Wide receiver O.J. McDuffie was the key to one of the nation’s best offenses. He caught 46 balls and averaged 17.2 yards-per-catch. The junior eventually became a first-round draft pick in the NFL. Tony Sacca was the man throwing him the football, and Sacca finished with a 21-5 TD/INT ratio. Running game duties were shared between Richie Anderson and Terry Smith, each getting better than five yards a pop on average.
A ballhawking secondary led the defense. Darren Perry intercepted six passes and was second-team All-American. Lee Rubin picked off five more balls. Penn State finished the season ranked #11 in scoring D. Expectations were high coming into the season, with a #7 ranking in the preseason polls.
They would get an opportunity to back that up right out of the gate, with a late August game against defending co-national champion Georgia Tech in the Kickoff Classic in East Rutherford. The Lions got 145 all-purpose yards from Anderson and Sam Gash ran for 80 more. Sacca went 13/24 for 206 yards and set a school record with five touchdown passes.
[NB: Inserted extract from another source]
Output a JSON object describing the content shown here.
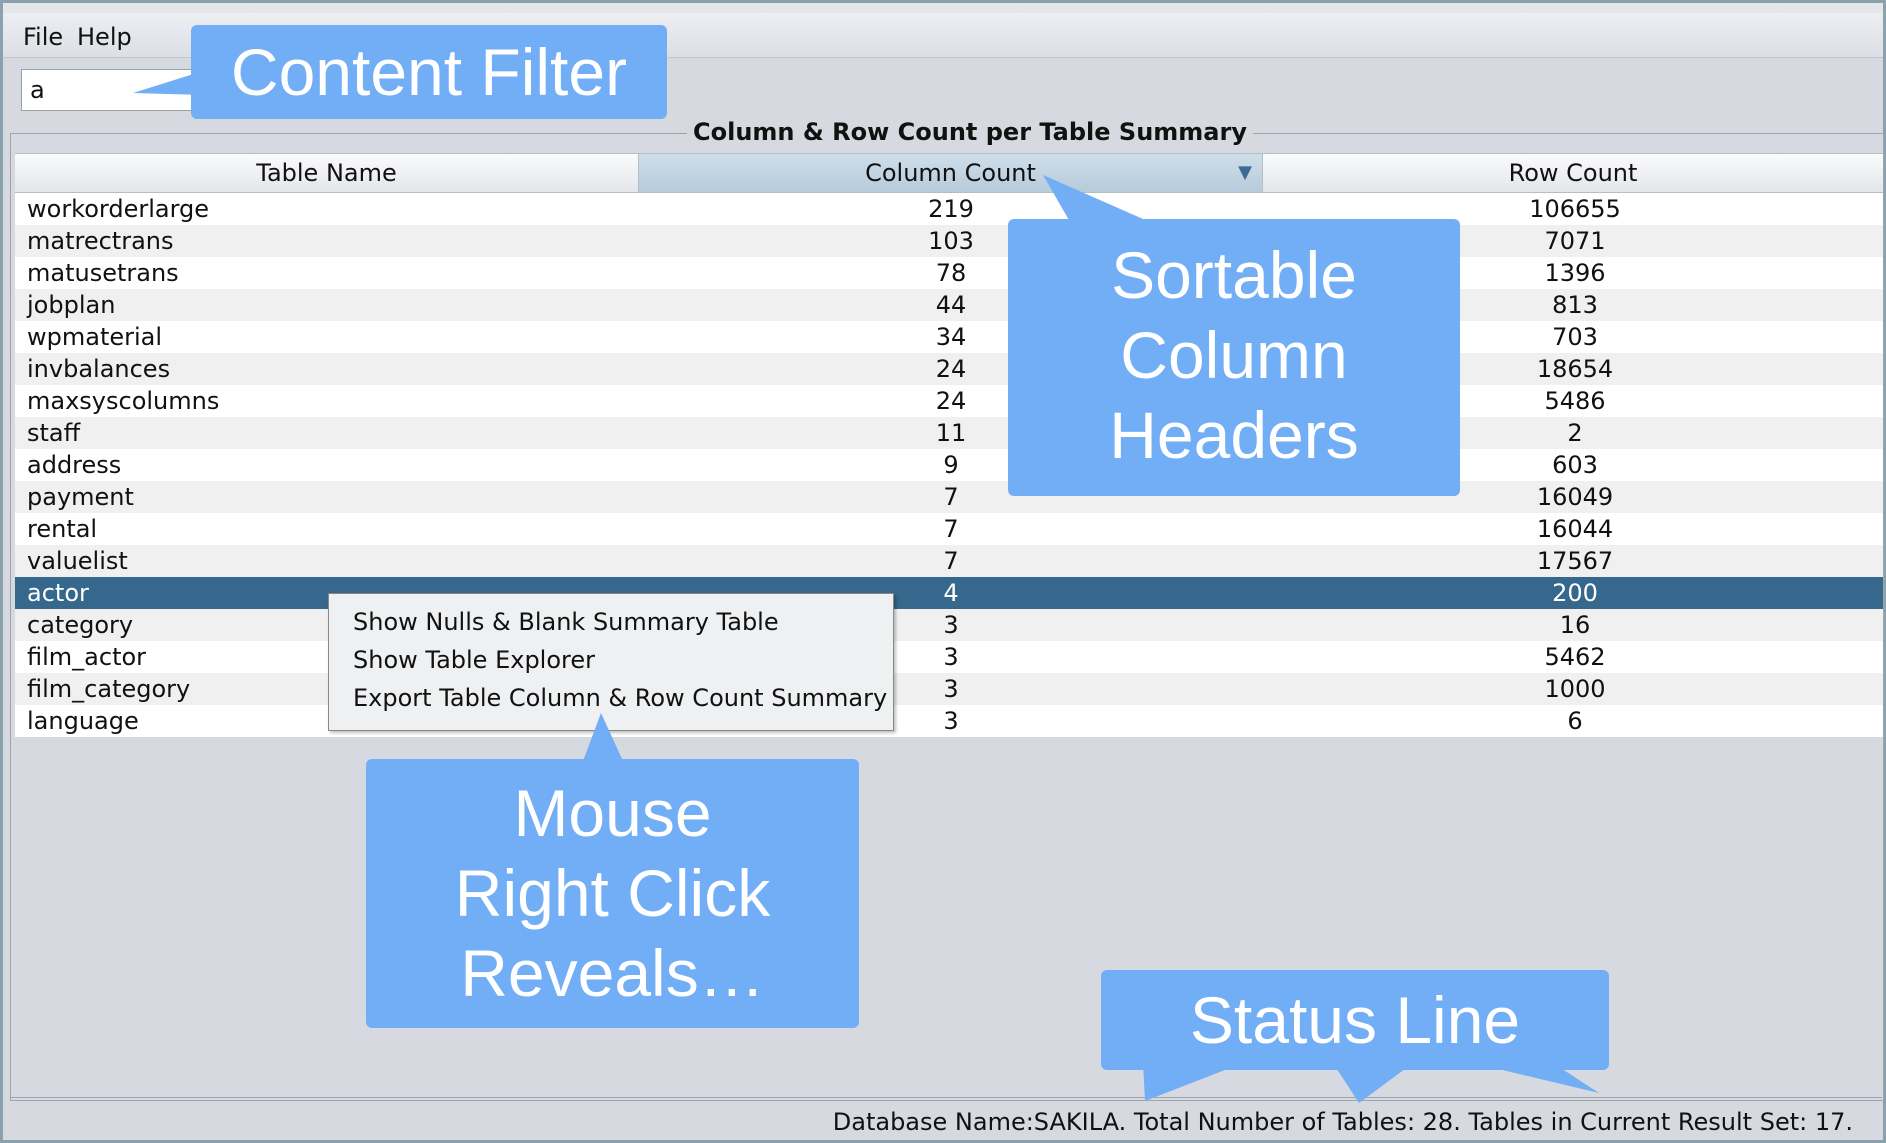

Penn State capitalized on a mistake-prone performance from Georgia Tech, who turned it over five times. The Lions led 34-3 with four minutes left and won a not-as-close-as-it-sounds, 34-22 decision. They nudged up to fifth in the national polls.
The Cincinnati Bearcats weren’t a good team in 1991, but even so, Penn State still managed to catch some eyes nationally, when they dropped a mind-boggling 81 points on Cincy and the defense spun a shutout. The Lions were seen as a legitimate national title contender when they went to USC.
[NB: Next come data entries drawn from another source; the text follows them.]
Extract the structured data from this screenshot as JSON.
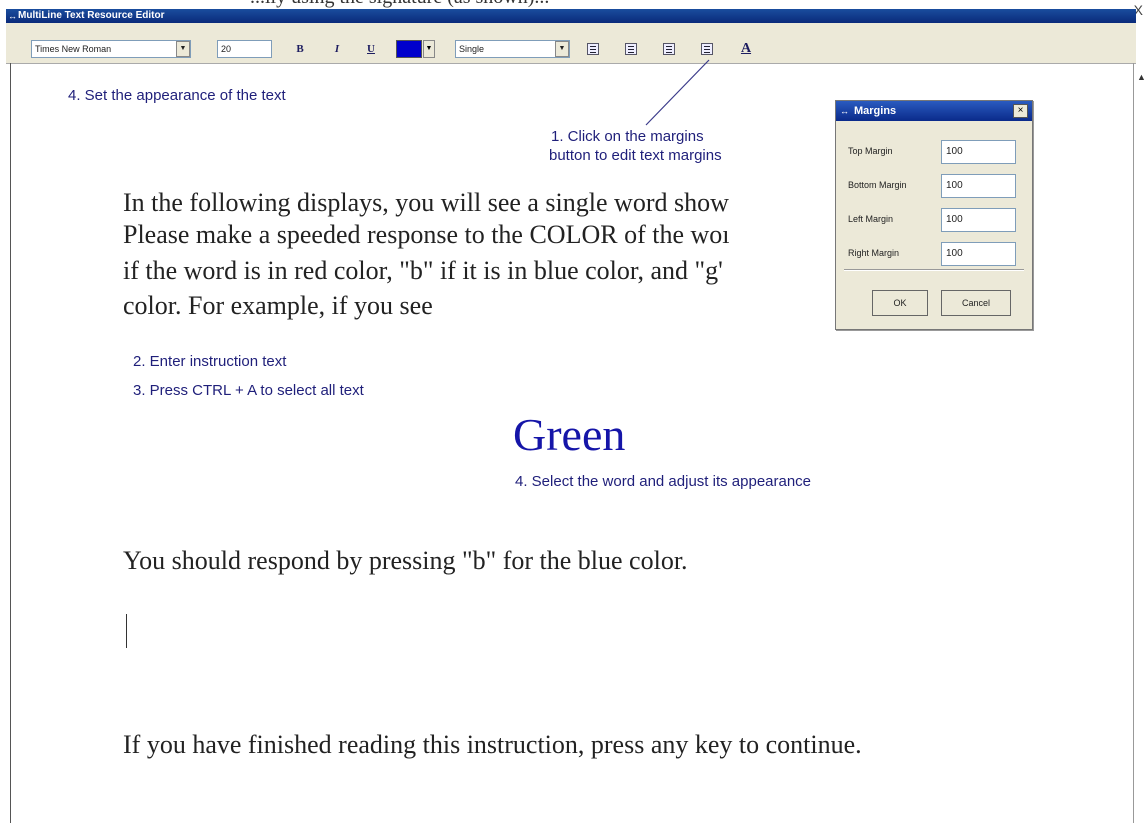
{
  "window": {
    "title": "MultiLine Text Resource Editor",
    "icon": "app-icon",
    "top_sliver": "...ily  using  the  signature  (as shown)...",
    "top_right_glyph": "X"
  },
  "toolbar": {
    "font_name": "Times New Roman",
    "font_size": "20",
    "bold_label": "B",
    "italic_label": "I",
    "underline_label": "U",
    "text_color": "#0000cc",
    "line_spacing": "Single",
    "drop_arrow": "▼",
    "text_appearance_icon": "A"
  },
  "annotations": {
    "appearance": "4. Set the appearance of the text",
    "margins_line1": "1. Click on the margins",
    "margins_line2": "button to edit text margins",
    "enter_text": "2. Enter instruction text",
    "select_all": "3. Press CTRL + A to select all text",
    "select_word": "4. Select the word and adjust its appearance"
  },
  "document": {
    "lines": [
      "In the following displays, you will see a single word show",
      "Please make a speeded response to the COLOR of the woı",
      "if the word is in red color, \"b\" if it is in blue color, and \"g'",
      "color.  For example, if you see"
    ],
    "example_word": "Green",
    "example_color": "#1515a8",
    "respond": "You should respond by pressing \"b\" for the blue color.",
    "finish": "If you have finished reading this instruction, press any key to continue."
  },
  "margins_dialog": {
    "title": "Margins",
    "close_label": "×",
    "fields": [
      {
        "label": "Top Margin",
        "value": "100"
      },
      {
        "label": "Bottom Margin",
        "value": "100"
      },
      {
        "label": "Left Margin",
        "value": "100"
      },
      {
        "label": "Right Margin",
        "value": "100"
      }
    ],
    "ok_label": "OK",
    "cancel_label": "Cancel"
  }
}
This would prove to be the worst USC team in over thirty years and remains their worst of the post-World War II era. Which makes the events of September 14 seem all the more inexplicable. Penn State committed ten penalties. Sacca was sacked five times. He went an erratic 18/40 for 236 yards and threw a couple interceptions. Penn State lost 21-10 and the national title hopes took a big blow.
Nor was their time to lick their wounds because BYU, with defending Heisman Trophy winner Ty Detmer was coming to Happy Valley. The Lions rebounded with a decisive 33-7 win. They had their letdown with a so-so performance against subpar Boston College, but still escaped with a 28-21 win, then followed it up by beating hideous Temple, 24-7.
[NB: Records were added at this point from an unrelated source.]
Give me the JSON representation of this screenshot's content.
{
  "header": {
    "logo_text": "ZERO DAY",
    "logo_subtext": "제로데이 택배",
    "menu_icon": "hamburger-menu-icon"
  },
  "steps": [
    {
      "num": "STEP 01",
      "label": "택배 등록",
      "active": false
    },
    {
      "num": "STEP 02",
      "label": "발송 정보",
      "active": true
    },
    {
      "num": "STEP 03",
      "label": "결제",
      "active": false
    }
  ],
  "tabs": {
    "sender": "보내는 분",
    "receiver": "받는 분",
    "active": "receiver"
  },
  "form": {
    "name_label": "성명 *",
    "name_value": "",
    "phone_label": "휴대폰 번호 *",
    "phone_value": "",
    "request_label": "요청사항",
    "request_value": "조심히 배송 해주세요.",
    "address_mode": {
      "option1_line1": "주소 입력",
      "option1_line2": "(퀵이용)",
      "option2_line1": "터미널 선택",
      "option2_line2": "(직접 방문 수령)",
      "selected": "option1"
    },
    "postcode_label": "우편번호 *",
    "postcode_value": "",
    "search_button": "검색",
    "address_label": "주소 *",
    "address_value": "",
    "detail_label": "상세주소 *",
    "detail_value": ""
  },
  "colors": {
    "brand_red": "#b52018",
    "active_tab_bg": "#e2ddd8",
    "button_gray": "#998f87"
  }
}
The stage was set for a big trip to Miami on the afternoon of October 12. The Hurricanes were ranked #2 and a win here would put the Nittany Lions back in the national championship race. It was also the first time the schools had played since the Fiesta Bowl that settled the 1986 national championship.
Penn State hung in well against a team that would share the national title in 1991, but they couldn’t protect the quarterback. Sacca went down eight times. He still went 24/38 for 263 yards and had a chance to pull it out. The Lions trailed 26-20 and reached the Hurricane 44-yard line with a little over a minute to play. Sacca threw one to the end zone that was intercepted and that was the ballgame.
They were ranked #10 when the next polls came out and while a national title was not going to happen, the possibility of the first major bowl bid since that ‘86 championship season was very much on the table. Penn State’s offense responded by kicking into high gear—they rolled up 135 points in wins over Rutgers, West Virginia and Maryland, the first two of which enjoyed winning seasons in 1991.
That set up a visit from 12th-ranked Notre Dame in mid-November. Penn State’s offense kept humming. They dropped 35 on Notre Dame in a blowout win. A season-ending road trip to Pitt was a little more competitive, but another 30-plus day from the offense was more than enough. The Lions won 32-20, capped off their second straight 9-2 season and got a bid to the Fiesta Bowl.
Penn State was ranked #6 going into the bowls and was facing Tennessee. The Vols had also beaten Notre Dame, one week prior to the Lions doing so and were one of three SEC teams that concluded the regular season ranked in the Top 10 (conference champ Florida and Alabama being the others).
Trailing 17-7 midway through the third quarter, the Lions put one of the most explosive outbursts ever seen in a big game. Linebacker Reggie Givens intercepted a pass and took it to the house. A fumble recovery set up another quick touchdown. Sacca threw three touchdown passes. All of this took place in a span of less than eight minutes, as Penn State scored 35 points and pulled away to a 42-17 win.
The final polls ranked the Nittany Lions third in the nation. They had more than fulfilled the most reasonable hopes of the preseason. To the surprise of most observers, they didn’t keep the momentum going. 1992 was the final year for the program as an independent and was an up-and-down season. But the stability of the Big Ten got the program back on track. They were back in the Top 10 by 1993 and then ripped off a perfect season in 1994.